Peru's military government today abandoned tight currency controls on the sol, its monetary unit, to allow it to float freely against the U.S. dollar.
Bankers here predicted that the sol's value would decline from its previously fixed rate of 80.88 to the dollar to more than 100 to the dollar, or 20 to 25 per cent.
The government decreed the creation of a single exchange market, to be organized by the central bank, at which travelers, importers and bankers will bid for dollars brought into the country.
The military junta said it took the step because "in the critical situation through which the country is now passing, the system of controlled exchange rates was inappropriate."
The latest action follows a tough round of negotiations between the International Monetary Fund and Peru, which is seeking an IMF standby loan package of $120 million.
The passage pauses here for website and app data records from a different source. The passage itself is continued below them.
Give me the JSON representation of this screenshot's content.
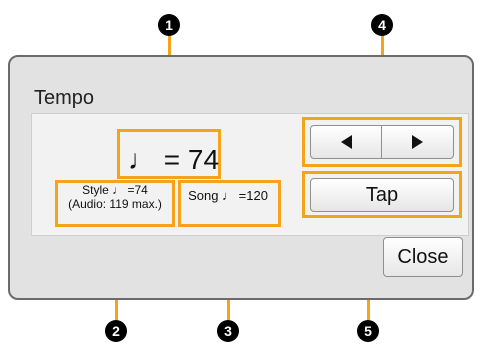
{
  "dialog": {
    "title": "Tempo",
    "tempo_display": "♩ = 74",
    "style_line1": "Style ♩ =74",
    "style_line2": "(Audio: 119 max.)",
    "song_tempo": "Song ♩ =120",
    "left_arrow_icon": "left-triangle",
    "right_arrow_icon": "right-triangle",
    "tap_label": "Tap",
    "close_label": "Close"
  },
  "callouts": [
    "1",
    "2",
    "3",
    "4",
    "5"
  ],
  "colors": {
    "highlight": "#f4a31b",
    "badge": "#000000",
    "dialog_bg": "#e2e2e2"
  }
}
The immediate impact of today's action is to bring a new round of price increases in a country whose cost of living has jumped about 40 per cent in the past 12 months, to bolster export prices and curb imports at a time when Peru needs large amounts of foreign exchange to pay its debts.